In addition to recruiting volunteers, I will also be arranging instructions, so you'll know what to say and show along the route.  Finally, I'll be arranging schedules for the Tour Guides, so that we have a good amount of guides available on weekends and for private tours.  Please give some serious thought to helping our wonderful little museum grow to its fullest potential.”

 

Please do! 

 
Family Day 2022.
The Family Day weekend at the museum was a great success. Total visitors over the two days approached 550, which is by far our best accommodation of guests for the past two years, and a very welcome indication we can be of value to our community. There certainly were lots of smiles on leaving!
 
The Museum's SE5 sits outside in the chill sunshine awaiting admirers...
 
...while the Harvard wistfully scans the sky and the mountains.

 

Remembering Rose Zalesky

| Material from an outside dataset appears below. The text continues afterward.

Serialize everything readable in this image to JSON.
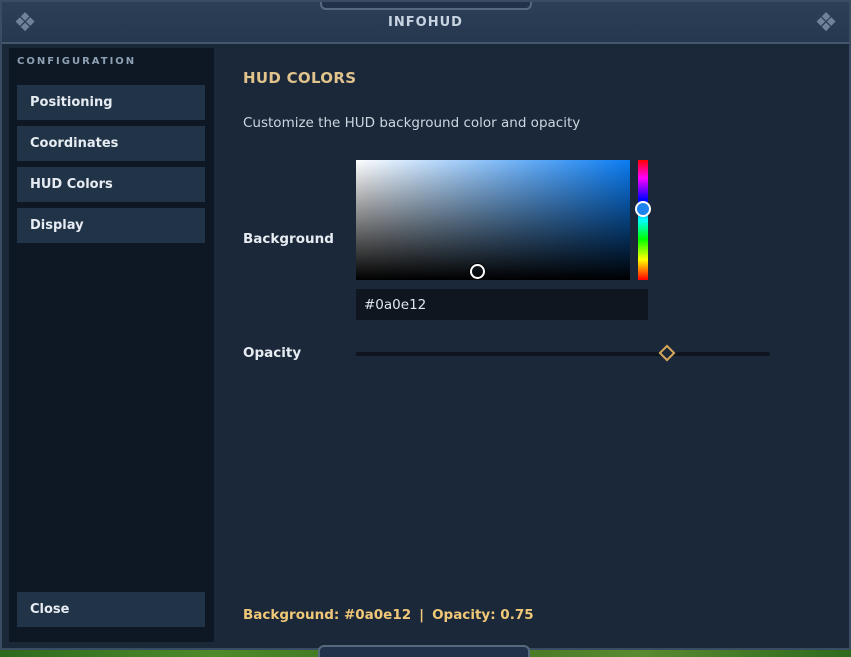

With profound sadness, the Directors and Members of the Canadian Museum of Flight Association note the passing of Rose Zalesky.
Rose holds a special place in our hearts as her character and commitment were fundamental to the success of our venture. In the 1970s, Rose, along with her late husband Ed Zalesky and three others, had the vision to protect and preserve our aviation heritage. And the organizational skills to collect and document most of what we now so proudly present to the public.
 
 
Rose invested many thousands of hours in the administration and management of our collections and of our organization. The evidence of her huge contribution of time, energy and skill resides in our corporate records. In our archives is an immense body of correspondence between Rose and donors, buyers, sellers and CMFT (as it was then) members. Each communication was personal, personable, positive, constructive and professional.
At this time of reflection, each of us is keenly aware that we are standing on the broad and strong foundation to which Rose contributed so much, as we strive to do our bit towards Rose’s passion: “Bringing British Columbia’s aviation past into the future.”
 

Press

Don't forget to have a look at the Press section for the latest news from around the hangar;
 

Restoration News

Check out the steps that are being taken to restore a J3 Cub back to flying condition.
The process is under way at the Museum to restore this rudder to flying condition.
 
See more in the Restoration section of the website;
 

Donations of old photographs

The Museum welcomes the donation of artifacts of significance to the history of aviation in BC. On the list are photographs that document this history.
Visitors come by the office and drop off a box of books, photos, logbooks, tools etc. Some of the photos (prints and color slides) are of old aircraft that most people cannot identify. So the detective work starts. What is the aircraft, who owned it, what is the location?
Unfortunately, sometimes the person leaves before contact information is gathered and we have no way of tracing the story behind the photos. 
For details see our Press section;
 

The British Commonwealth Air Training Plan (BCATP)

During World War 2, Canada was a major contributor in training aircrew for the battles around the world. The plan was known as the British Commonwealth Air Training Plan (BCATP). This year, 2020, is the 80th anniversary of the Plan being put into action.
To remember and honour this massive war effort, the Canadian Museum of Flight has a special display in the hangar. Come and visit the Museum.
One of the aircraft used to train fighter pilots was the Hawker Hurricane, shown in this RCAF photo;
 
See more in our Aviation History section;
 
Coming to visit us? Here's some suggestions;